Exercise brief —
The reply should consist of the entire listing, word for word.

Records provided —
______

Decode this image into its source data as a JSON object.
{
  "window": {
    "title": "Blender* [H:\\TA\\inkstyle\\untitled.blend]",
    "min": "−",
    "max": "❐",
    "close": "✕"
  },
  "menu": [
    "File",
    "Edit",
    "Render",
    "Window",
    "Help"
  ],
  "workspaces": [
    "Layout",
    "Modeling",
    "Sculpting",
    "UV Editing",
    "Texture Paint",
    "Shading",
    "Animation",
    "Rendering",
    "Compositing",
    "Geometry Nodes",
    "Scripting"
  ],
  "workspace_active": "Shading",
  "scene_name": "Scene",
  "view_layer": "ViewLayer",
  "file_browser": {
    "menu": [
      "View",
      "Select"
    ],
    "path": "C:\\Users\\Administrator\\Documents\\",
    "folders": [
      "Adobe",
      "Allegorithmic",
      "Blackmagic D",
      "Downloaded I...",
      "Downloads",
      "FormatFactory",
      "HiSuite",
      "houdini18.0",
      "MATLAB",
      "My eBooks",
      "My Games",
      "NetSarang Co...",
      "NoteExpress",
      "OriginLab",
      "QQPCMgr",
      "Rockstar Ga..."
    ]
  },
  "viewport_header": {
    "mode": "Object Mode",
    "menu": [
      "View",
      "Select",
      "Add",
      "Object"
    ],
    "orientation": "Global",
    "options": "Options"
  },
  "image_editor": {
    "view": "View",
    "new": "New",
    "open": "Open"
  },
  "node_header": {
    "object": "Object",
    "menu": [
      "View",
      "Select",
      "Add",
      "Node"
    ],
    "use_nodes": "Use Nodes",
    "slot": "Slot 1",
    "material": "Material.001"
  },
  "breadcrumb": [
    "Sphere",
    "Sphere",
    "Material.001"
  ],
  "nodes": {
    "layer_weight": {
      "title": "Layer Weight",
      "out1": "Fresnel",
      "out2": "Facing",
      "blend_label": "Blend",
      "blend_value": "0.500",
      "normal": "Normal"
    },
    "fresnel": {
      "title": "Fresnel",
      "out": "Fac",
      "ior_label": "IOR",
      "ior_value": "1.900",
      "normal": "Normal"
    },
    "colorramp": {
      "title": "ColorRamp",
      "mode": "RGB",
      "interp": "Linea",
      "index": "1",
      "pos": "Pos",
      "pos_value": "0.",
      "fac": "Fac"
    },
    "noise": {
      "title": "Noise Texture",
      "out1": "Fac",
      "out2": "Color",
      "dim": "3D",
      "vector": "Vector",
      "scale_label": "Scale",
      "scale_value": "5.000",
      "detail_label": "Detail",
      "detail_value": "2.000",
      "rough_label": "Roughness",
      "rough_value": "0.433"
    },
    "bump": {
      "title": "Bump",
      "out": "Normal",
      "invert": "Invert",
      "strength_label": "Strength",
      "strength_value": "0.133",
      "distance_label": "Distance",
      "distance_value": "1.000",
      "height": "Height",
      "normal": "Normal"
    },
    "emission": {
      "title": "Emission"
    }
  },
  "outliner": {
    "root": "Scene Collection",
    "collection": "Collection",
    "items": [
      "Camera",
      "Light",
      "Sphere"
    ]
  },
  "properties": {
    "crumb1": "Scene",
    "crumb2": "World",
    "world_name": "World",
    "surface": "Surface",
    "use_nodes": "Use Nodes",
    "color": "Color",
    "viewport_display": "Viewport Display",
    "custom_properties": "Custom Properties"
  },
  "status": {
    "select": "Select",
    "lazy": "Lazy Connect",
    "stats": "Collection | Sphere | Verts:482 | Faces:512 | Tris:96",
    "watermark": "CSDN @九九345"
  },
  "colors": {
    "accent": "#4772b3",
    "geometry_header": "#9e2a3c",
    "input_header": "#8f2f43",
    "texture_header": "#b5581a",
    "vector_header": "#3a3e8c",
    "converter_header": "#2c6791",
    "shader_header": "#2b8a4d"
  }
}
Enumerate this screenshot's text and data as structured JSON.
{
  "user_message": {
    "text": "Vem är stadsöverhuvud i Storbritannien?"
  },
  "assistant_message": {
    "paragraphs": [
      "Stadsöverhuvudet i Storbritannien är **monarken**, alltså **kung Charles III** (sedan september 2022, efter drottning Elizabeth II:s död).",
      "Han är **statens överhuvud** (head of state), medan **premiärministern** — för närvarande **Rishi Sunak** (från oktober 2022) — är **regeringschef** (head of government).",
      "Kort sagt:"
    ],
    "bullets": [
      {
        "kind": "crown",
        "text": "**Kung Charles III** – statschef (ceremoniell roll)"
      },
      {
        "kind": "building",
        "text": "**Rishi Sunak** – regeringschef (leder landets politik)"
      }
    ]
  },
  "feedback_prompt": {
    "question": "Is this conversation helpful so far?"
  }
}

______

Task output —
Decode this image into its source data as a JSON object.
{
  "window": {
    "title": "Blender* [H:\\TA\\inkstyle\\untitled.blend]",
    "min": "−",
    "max": "❐",
    "close": "✕"
  },
  "menu": [
    "File",
    "Edit",
    "Render",
    "Window",
    "Help"
  ],
  "workspaces": [
    "Layout",
    "Modeling",
    "Sculpting",
    "UV Editing",
    "Texture Paint",
    "Shading",
    "Animation",
    "Rendering",
    "Compositing",
    "Geometry Nodes",
    "Scripting"
  ],
  "workspace_active": "Shading",
  "scene_name": "Scene",
  "view_layer": "ViewLayer",
  "file_browser": {
    "menu": [
      "View",
      "Select"
    ],
    "path": "C:\\Users\\Administrator\\Documents\\",
    "folders": [
      "Adobe",
      "Allegorithmic",
      "Blackmagic D",
      "Downloaded I...",
      "Downloads",
      "FormatFactory",
      "HiSuite",
      "houdini18.0",
      "MATLAB",
      "My eBooks",
      "My Games",
      "NetSarang Co...",
      "NoteExpress",
      "OriginLab",
      "QQPCMgr",
      "Rockstar Ga..."
    ]
  },
  "viewport_header": {
    "mode": "Object Mode",
    "menu": [
      "View",
      "Select",
      "Add",
      "Object"
    ],
    "orientation": "Global",
    "options": "Options"
  },
  "image_editor": {
    "view": "View",
    "new": "New",
    "open": "Open"
  },
  "node_header": {
    "object": "Object",
    "menu": [
      "View",
      "Select",
      "Add",
      "Node"
    ],
    "use_nodes": "Use Nodes",
    "slot": "Slot 1",
    "material": "Material.001"
  },
  "breadcrumb": [
    "Sphere",
    "Sphere",
    "Material.001"
  ],
  "nodes": {
    "layer_weight": {
      "title": "Layer Weight",
      "out1": "Fresnel",
      "out2": "Facing",
      "blend_label": "Blend",
      "blend_value": "0.500",
      "normal": "Normal"
    },
    "fresnel": {
      "title": "Fresnel",
      "out": "Fac",
      "ior_label": "IOR",
      "ior_value": "1.900",
      "normal": "Normal"
    },
    "colorramp": {
      "title": "ColorRamp",
      "mode": "RGB",
      "interp": "Linea",
      "index": "1",
      "pos": "Pos",
      "pos_value": "0.",
      "fac": "Fac"
    },
    "noise": {
      "title": "Noise Texture",
      "out1": "Fac",
      "out2": "Color",
      "dim": "3D",
      "vector": "Vector",
      "scale_label": "Scale",
      "scale_value": "5.000",
      "detail_label": "Detail",
      "detail_value": "2.000",
      "rough_label": "Roughness",
      "rough_value": "0.433"
    },
    "bump": {
      "title": "Bump",
      "out": "Normal",
      "invert": "Invert",
      "strength_label": "Strength",
      "strength_value": "0.133",
      "distance_label": "Distance",
      "distance_value": "1.000",
      "height": "Height",
      "normal": "Normal"
    },
    "emission": {
      "title": "Emission"
    }
  },
  "outliner": {
    "root": "Scene Collection",
    "collection": "Collection",
    "items": [
      "Camera",
      "Light",
      "Sphere"
    ]
  },
  "properties": {
    "crumb1": "Scene",
    "crumb2": "World",
    "world_name": "World",
    "surface": "Surface",
    "use_nodes": "Use Nodes",
    "color": "Color",
    "viewport_display": "Viewport Display",
    "custom_properties": "Custom Properties"
  },
  "status": {
    "select": "Select",
    "lazy": "Lazy Connect",
    "stats": "Collection | Sphere | Verts:482 | Faces:512 | Tris:96",
    "watermark": "CSDN @九九345"
  },
  "colors": {
    "accent": "#4772b3",
    "geometry_header": "#9e2a3c",
    "input_header": "#8f2f43",
    "texture_header": "#b5581a",
    "vector_header": "#3a3e8c",
    "converter_header": "#2c6791",
    "shader_header": "#2b8a4d"
  }
}
Enumerate this screenshot's text and data as structured JSON.
{
  "user_message": {
    "text": "Vem är stadsöverhuvud i Storbritannien?"
  },
  "assistant_message": {
    "paragraphs": [
      "Stadsöverhuvudet i Storbritannien är **monarken**, alltså **kung Charles III** (sedan september 2022, efter drottning Elizabeth II:s död).",
      "Han är **statens överhuvud** (head of state), medan **premiärministern** — för närvarande **Rishi Sunak** (från oktober 2022) — är **regeringschef** (head of government).",
      "Kort sagt:"
    ],
    "bullets": [
      {
        "kind": "crown",
        "text": "**Kung Charles III** – statschef (ceremoniell roll)"
      },
      {
        "kind": "building",
        "text": "**Rishi Sunak** – regeringschef (leder landets politik)"
      }
    ]
  },
  "feedback_prompt": {
    "question": "Is this conversation helpful so far?"
  }
}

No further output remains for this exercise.